Primary hyperoxaluria type 1 (PH1) is a rare liver enzymatic defect that causes overproduction of plasma oxalate. Accumulation of oxalate in the kidney and subsequent renal failure are fatal to PH1 patients often in pediatric age. Combined liver and kidney transplantation is the therapy of choice for end-stage renal disease due to PH1. Levels of plasma oxalate remain elevated for several months after liver transplantation, as the residual body oxalate is slowly excreted. Patients with persistent hyperoxaluria after transplant often require hemodialysis, and accumulation of residual oxalate in the kidney can induce graft dysfunction. As the native kidneys are the main target of calcium oxalate accumulation, we postulated that removal of native kidneys could drastically decrease total body oxalate levels after transplantation. Here, we report a case of bilateral nephrectomy at the time of combined liver-kidney transplantation in a pediatric PH1 patient. Bilateral nephrectomy induced a rapid decrease in plasma oxalate to normal levels in less than 20 days, compared to the several months reported in the literature. Our results suggest that removal of native kidneys could be an effective strategy to decrease the need for hemodialysis and the risk of renal dysfunction after combined liver-kidney transplantation in patients with PH1.

Outcomes From Pediatric Gastroenterology Maintenance of Certification Using Web-based Modules

Tue, 06/20/2017 - 2:36pm

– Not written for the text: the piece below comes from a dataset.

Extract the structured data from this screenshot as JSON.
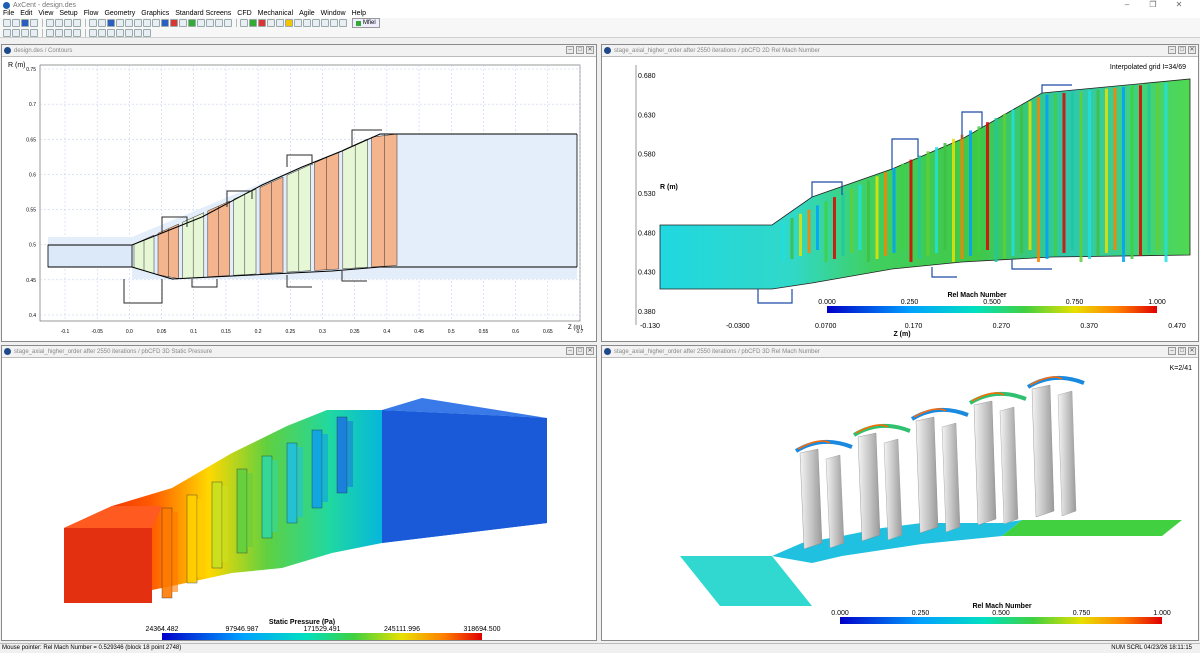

OBJECTIVES: Beginning in 2013, the North American Society of Pediatric Gastroenterology, Hepatology and Nutrition (NASPGHAN) sponsored and developed subspecialty field-specific quality improvement (QI) activities to provide Part 4 Maintenance of Certification (MOC) credit for ongoing certification of pediatric gastroenterologists by the American Board of Pediatrics. Each activity was a Web-based module that measured clinical practice data repeatedly over at least 3 months as participants implemented rapid cycle change. Here, we examine existing variations in clinical practice among participating pediatric gastroenterologists and determine whether completion of Web-based MOC activities improves patient care processes and outcomes.

METHODS: We performed a cross-sectional and prospective analysis of physician and parent-reported clinical practice data abstracted from Web-based MOC modules on the topics of upper endoscopy, colonoscopy, and informed consent collected from pediatric gastroenterologists from North America from 2013 to 2016.

RESULTS: Among 134 participating pediatric gastroenterologists, 56% practitioners practiced at an academic institution and most (94%) were NASPGHAN members. Participating physicians reported data from 6300 procedures. At baseline, notable practice variation across measured activities was demonstrated. Much of the rapid cycle changes implemented by participants involved individual behaviors, rather than system/team-based improvement activities. Participants demonstrated significant improvements on most targeted process and quality care outcomes.

CONCLUSIONS: Pediatric gastroenterologists and parents reported baseline practice variation, and improvement in care processes and outcomes measured during NASPGHAN-sponsored Web-based MOC QI activities. Subspecialty-oriented Web-based MOC QI activities can reveal targets for reducing unwarranted variation in clinical pediatric practice, and can effectively improve care and patient outcomes.